If you plan to use your earbuds for phone calls, the Elite 85t is the clear winner. It has a 6-microphone array (3 on each side) with advanced beamforming technology. This allows it to isolate your voice and filter out background noise more effectively.

When I tested the 85t‘s mics in a variety of environments (quiet room, busy street, windy park), my voice came through loud and clear on the other end. The person I was talking to couldn‘t even tell I was using earbuds. There was minimal distortion and background noise, even when cars were passing by.

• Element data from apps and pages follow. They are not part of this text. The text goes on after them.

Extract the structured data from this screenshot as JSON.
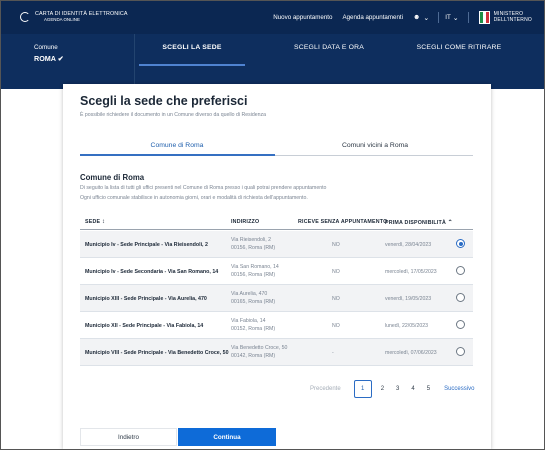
{
  "header": {
    "logo_line1": "CARTA DI IDENTITÀ ELETTRONICA",
    "logo_line2": "AGENDA ONLINE",
    "nav_new": "Nuovo appuntamento",
    "nav_agenda": "Agenda appuntamenti",
    "user_icon": "user-icon",
    "language": "IT",
    "ministry_line1": "MINISTERO",
    "ministry_line2": "DELL'INTERNO",
    "colors": {
      "bar": "#0b2752",
      "steps": "#0e2e5e",
      "accent": "#0e6bd8"
    }
  },
  "steps": {
    "comune_label": "Comune",
    "comune_value": "ROMA",
    "check_icon": "check-icon",
    "step1": "SCEGLI LA SEDE",
    "step2": "SCEGLI DATA E ORA",
    "step3": "SCEGLI COME RITIRARE",
    "active_step": 1
  },
  "main": {
    "title": "Scegli la sede che preferisci",
    "subtitle": "È possibile richiedere il documento in un Comune diverso da quello di Residenza",
    "tabs": [
      {
        "label": "Comune di Roma",
        "active": true
      },
      {
        "label": "Comuni vicini a Roma",
        "active": false
      }
    ],
    "section_title": "Comune di Roma",
    "desc1": "Di seguito la lista di tutti gli uffici presenti nel Comune di Roma presso i quali potrai prendere appuntamento",
    "desc2": "Ogni ufficio comunale stabilisce in autonomia giorni, orari e modalità di richiesta dell'appuntamento."
  },
  "table": {
    "headers": [
      "SEDE",
      "INDIRIZZO",
      "RICEVE SENZA APPUNTAMENTO",
      "PRIMA DISPONIBILITÀ"
    ],
    "rows": [
      {
        "sede": "Municipio Iv - Sede Principale - Via Rieisendoli, 2",
        "addr1": "Via Rieisendoli, 2",
        "addr2": "00156, Roma (RM)",
        "no_appt": "NO",
        "date": "venerdì, 28/04/2023",
        "selected": true
      },
      {
        "sede": "Municipio Iv - Sede Secondaria - Via San Romano, 14",
        "addr1": "Via San Romano, 14",
        "addr2": "00156, Roma (RM)",
        "no_appt": "NO",
        "date": "mercoledì, 17/05/2023",
        "selected": false
      },
      {
        "sede": "Municipio XIII - Sede Principale - Via Aurelia, 470",
        "addr1": "Via Aurelia, 470",
        "addr2": "00165, Roma (RM)",
        "no_appt": "NO",
        "date": "venerdì, 19/05/2023",
        "selected": false
      },
      {
        "sede": "Municipio XII - Sede Principale - Via Fabiola, 14",
        "addr1": "Via Fabiola, 14",
        "addr2": "00152, Roma (RM)",
        "no_appt": "NO",
        "date": "lunedì, 22/05/2023",
        "selected": false
      },
      {
        "sede": "Municipio VIII - Sede Principale - Via Benedetto Croce, 50",
        "addr1": "Via Benedetto Croce, 50",
        "addr2": "00142, Roma (RM)",
        "no_appt": "-",
        "date": "mercoledì, 07/06/2023",
        "selected": false
      }
    ]
  },
  "pagination": {
    "prev": "Precedente",
    "pages": [
      "1",
      "2",
      "3",
      "4",
      "5"
    ],
    "current": "1",
    "next": "Successivo"
  },
  "actions": {
    "back": "Indietro",
    "continue": "Continua"
  }
}
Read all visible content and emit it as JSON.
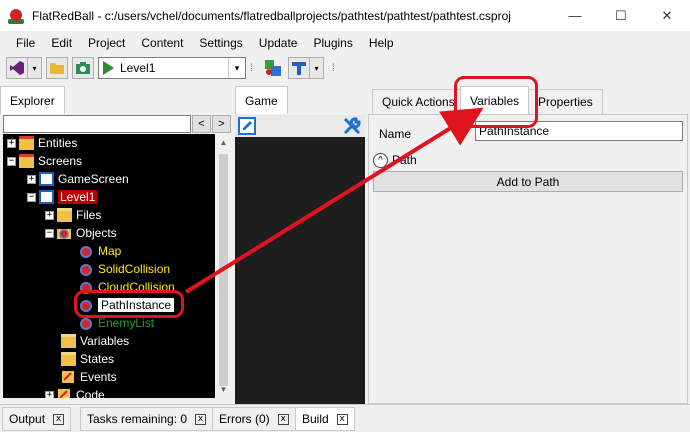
{
  "window": {
    "title": "FlatRedBall - c:/users/vchel/documents/flatredballprojects/pathtest/pathtest/pathtest.csproj",
    "minimize": "—",
    "maximize": "☐",
    "close": "✕"
  },
  "menu": [
    "File",
    "Edit",
    "Project",
    "Content",
    "Settings",
    "Update",
    "Plugins",
    "Help"
  ],
  "toolbar": {
    "screen_combo_value": "Level1",
    "dropdown_glyph": "▾"
  },
  "explorer": {
    "tab_label": "Explorer",
    "search_placeholder": "",
    "back_button": "<",
    "forward_button": ">",
    "tree": [
      {
        "label": "Entities",
        "expander": "+",
        "icon": "folder-icon"
      },
      {
        "label": "Screens",
        "expander": "−",
        "icon": "folder-icon"
      },
      {
        "label": "GameScreen",
        "expander": "+",
        "icon": "screen-icon"
      },
      {
        "label": "Level1",
        "expander": "−",
        "icon": "screen-icon",
        "selected": true
      },
      {
        "label": "Files",
        "expander": "+",
        "icon": "folder-icon"
      },
      {
        "label": "Objects",
        "expander": "−",
        "icon": "objects-icon"
      },
      {
        "label": "Map",
        "icon": "object-icon",
        "color": "yellow"
      },
      {
        "label": "SolidCollision",
        "icon": "object-icon",
        "color": "yellow"
      },
      {
        "label": "CloudCollision",
        "icon": "object-icon",
        "color": "yellow"
      },
      {
        "label": "PathInstance",
        "icon": "object-icon",
        "color": "highlight"
      },
      {
        "label": "EnemyList",
        "icon": "object-icon",
        "color": "green"
      },
      {
        "label": "Variables",
        "icon": "folder-icon"
      },
      {
        "label": "States",
        "icon": "folder-icon"
      },
      {
        "label": "Events",
        "icon": "events-icon"
      },
      {
        "label": "Code",
        "expander": "+",
        "icon": "code-icon"
      }
    ]
  },
  "game": {
    "tab_label": "Game"
  },
  "properties": {
    "tabs": [
      "Quick Actions",
      "Variables",
      "Properties"
    ],
    "active_tab": "Variables",
    "name_label": "Name",
    "name_value": "PathInstance",
    "section_label": "Path",
    "collapse_glyph": "^",
    "add_button_label": "Add to Path"
  },
  "bottom_tabs": [
    {
      "label": "Output",
      "close": "x"
    },
    {
      "label": "Tasks remaining: 0",
      "close": "x"
    },
    {
      "label": "Errors (0)",
      "close": "x"
    },
    {
      "label": "Build",
      "close": "x",
      "active": true
    }
  ],
  "colors": {
    "annotation": "#e0141e",
    "tree_background": "#000000",
    "object_label": "#ffea00",
    "list_label": "#2e9b2e",
    "selected_screen": "#b80000"
  }
}
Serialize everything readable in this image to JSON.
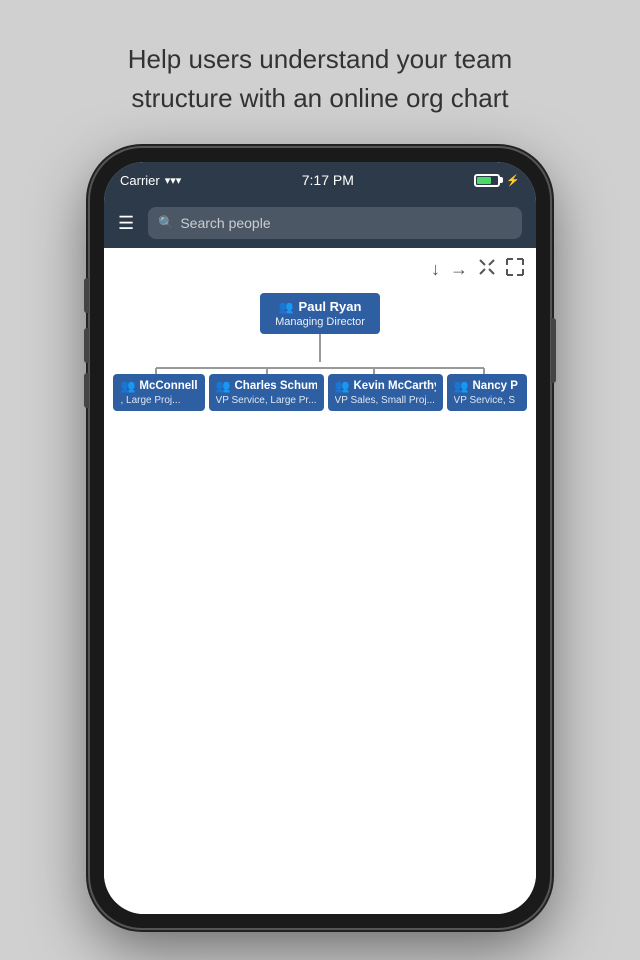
{
  "tagline": {
    "line1": "Help users understand your team",
    "line2": "structure with an online org chart"
  },
  "status_bar": {
    "carrier": "Carrier",
    "wifi": "wifi",
    "time": "7:17 PM",
    "battery_pct": 70
  },
  "nav_bar": {
    "menu_icon": "☰",
    "search_placeholder": "Search people"
  },
  "toolbar": {
    "icons": [
      "↓",
      "→",
      "⤡",
      "⤢"
    ]
  },
  "org_chart": {
    "root": {
      "name": "Paul Ryan",
      "title": "Managing Director"
    },
    "children": [
      {
        "name": "McConnell",
        "name_prefix": "...",
        "title": ", Large Proj...",
        "partial": true
      },
      {
        "name": "Charles Schumer",
        "title": "VP Service, Large Pr...",
        "partial": false
      },
      {
        "name": "Kevin McCarthy",
        "title": "VP Sales, Small Proj...",
        "partial": false
      },
      {
        "name": "Nancy P",
        "name_suffix": "...",
        "title": "VP Service, S",
        "partial_right": true
      }
    ]
  }
}
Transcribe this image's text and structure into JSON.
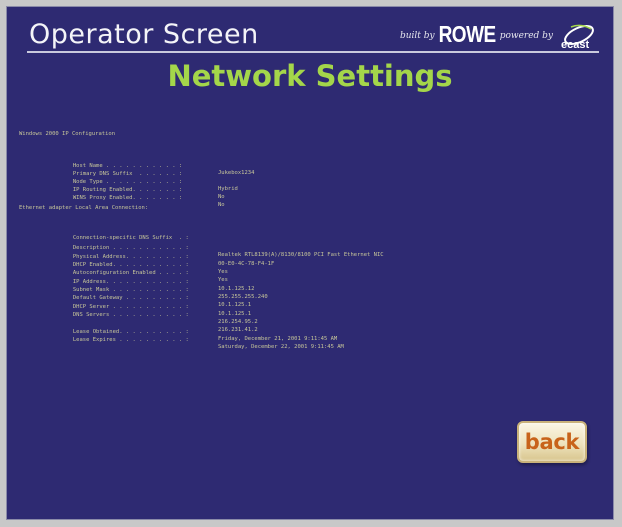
{
  "header": {
    "title": "Operator Screen",
    "brand_built_by": "built by",
    "brand_rowe": "ROWE",
    "brand_powered_by": "powered by",
    "brand_ecast": "ecast"
  },
  "page": {
    "title": "Network Settings"
  },
  "settings": {
    "sections": [
      {
        "title": "Windows 2000 IP Configuration",
        "rows": [
          {
            "label": "Host Name . . . . . . . . . . . :",
            "value": "Jukebox1234"
          },
          {
            "label": "Primary DNS Suffix  . . . . . . :",
            "value": ""
          },
          {
            "label": "Node Type . . . . . . . . . . . :",
            "value": "Hybrid"
          },
          {
            "label": "IP Routing Enabled. . . . . . . :",
            "value": "No"
          },
          {
            "label": "WINS Proxy Enabled. . . . . . . :",
            "value": "No"
          }
        ]
      },
      {
        "title": "Ethernet adapter Local Area Connection:",
        "rows": [
          {
            "label": "Connection-specific DNS Suffix  . :",
            "value": ""
          },
          {
            "label": "Description . . . . . . . . . . . :",
            "value": "Realtek RTL8139(A)/8130/8100 PCI Fast Ethernet NIC"
          },
          {
            "label": "Physical Address. . . . . . . . . :",
            "value": "00-E0-4C-78-F4-1F"
          },
          {
            "label": "DHCP Enabled. . . . . . . . . . . :",
            "value": "Yes"
          },
          {
            "label": "Autoconfiguration Enabled . . . . :",
            "value": "Yes"
          },
          {
            "label": "IP Address. . . . . . . . . . . . :",
            "value": "10.1.125.12"
          },
          {
            "label": "Subnet Mask . . . . . . . . . . . :",
            "value": "255.255.255.240"
          },
          {
            "label": "Default Gateway . . . . . . . . . :",
            "value": "10.1.125.1"
          },
          {
            "label": "DHCP Server . . . . . . . . . . . :",
            "value": "10.1.125.1"
          },
          {
            "label": "DNS Servers . . . . . . . . . . . :",
            "value": "216.254.95.2"
          },
          {
            "label": "",
            "value": "216.231.41.2"
          },
          {
            "label": "Lease Obtained. . . . . . . . . . :",
            "value": "Friday, December 21, 2001 9:11:45 AM"
          },
          {
            "label": "Lease Expires . . . . . . . . . . :",
            "value": "Saturday, December 22, 2001 9:11:45 AM"
          }
        ]
      }
    ]
  },
  "buttons": {
    "back_label": "back"
  },
  "colors": {
    "background": "#2e2a72",
    "title_green": "#a4d64a",
    "text_tan": "#c8c79a",
    "back_orange": "#c8631a"
  }
}
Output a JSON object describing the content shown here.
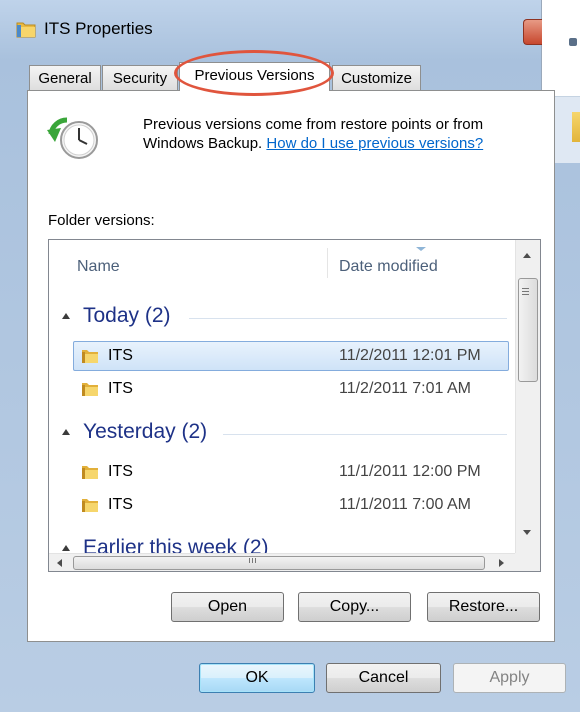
{
  "window": {
    "title": "ITS Properties"
  },
  "tabs": [
    {
      "label": "General",
      "active": false
    },
    {
      "label": "Security",
      "active": false
    },
    {
      "label": "Previous Versions",
      "active": true
    },
    {
      "label": "Customize",
      "active": false
    }
  ],
  "description": {
    "text": "Previous versions come from restore points or from Windows Backup.",
    "link": "How do I use previous versions?"
  },
  "folder_versions_label": "Folder versions:",
  "columns": {
    "name": "Name",
    "date": "Date modified"
  },
  "groups": [
    {
      "label": "Today (2)",
      "items": [
        {
          "name": "ITS",
          "date": "11/2/2011 12:01 PM",
          "selected": true
        },
        {
          "name": "ITS",
          "date": "11/2/2011 7:01 AM",
          "selected": false
        }
      ]
    },
    {
      "label": "Yesterday (2)",
      "items": [
        {
          "name": "ITS",
          "date": "11/1/2011 12:00 PM",
          "selected": false
        },
        {
          "name": "ITS",
          "date": "11/1/2011 7:00 AM",
          "selected": false
        }
      ]
    },
    {
      "label": "Earlier this week (2)",
      "items": []
    }
  ],
  "action_buttons": {
    "open": "Open",
    "copy": "Copy...",
    "restore": "Restore..."
  },
  "dialog_buttons": {
    "ok": "OK",
    "cancel": "Cancel",
    "apply": "Apply"
  },
  "colors": {
    "highlight_oval": "#e0553d",
    "group_header": "#1e3287",
    "link": "#0066cc"
  },
  "icons": {
    "title": "folder-icon",
    "panel": "clock-restore-icon",
    "rows": "folder-icon"
  }
}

The Elite 75t‘s 4-mic setup is no slouch, but it can‘t quite match the 85t‘s clarity and noise reduction. In louder environments, my voice sounded more distant and muffled. And the mics picked up more ambient sound, which could be distracting for the other person.

One thing I like about both models is the Sidetone feature, which plays your own voice into the earbuds when you‘re on a call. This allows you to hear yourself naturally and avoid shouting. You can adjust the Sidetone level in the Sound+ app to find the right balance.

Workout and Fitness Use

If you‘re looking for a pair of earbuds to wear during intense workouts, the Elite 75t is the better choice. It has an IP55 rating for dust and water resistance, meaning it can withstand sweat, rain, and even light jets of water.

The 85t, on the other hand, only has IPX4 certification. While still sweatproof, it‘s not as well sealed against dust and debris. And it‘s not recommended for exposure to water jets or splashes.

In terms of fit and stability, both models perform admirably thanks to their ergonomic designs and various ear tip options. But the 75t feels slightly more locked in and secure, especially during high-impact activities like running or HIIT.

That said, the 85t‘s larger size and oval ear tips provide a bit more friction and surface contact. So it really comes down to personal preference and your ear shape.

Another consideration is wind noise. The 85t‘s dedicated ANC mics and algorithms do a better job at filtering out wind noise when you‘re moving quickly. The 75t‘s hear-through mode is more susceptible to wind interference.

Value and Conclusion

So, which one should you buy? The Jabra Elite 75t or 85t? As with most tech purchases, it depends on your priorities and budget.

If you want the absolute best noise cancellation, sound quality, and call clarity, the Elite 85t is worth the premium. Yes, it‘s more expensive, but you‘re getting a significant upgrade in terms of technology and features.

The 85t‘s hybrid ANC is a big step up from the 75t‘s all-digital solution. And the larger 12mm drivers, semi-open design, and more advanced DSP deliver a wider soundstage with better detail and dynamics. Throw in the excellent 6-mic array and Qi wireless charging, and you have a very compelling package.

On the flip side, the Elite 75t is still a top-tier set of earbuds that punches above its price point. It has 90% of the 85t‘s functionality and performance at a much lower cost. And its smaller size, better IP rating, and more stable fit make it better suited for fitness enthusiasts.

As of June 2023, the 85t has an MSRP of $229 while the 75t goes for $179. But both models frequently go on sale, so it‘s worth shopping around. I‘ve seen the 85t dip as low as $179 and the 75t to $129.

Regardless of which one you choose, you can‘t go wrong with Jabra‘s build quality, features, and sound. The Elite 75t and 85t are easily two of the best true wireless earbuds on the market, each with their own strengths.

I hope this in-depth comparison helped you make a more informed decision! Let me know if you have any other questions. Happy listening!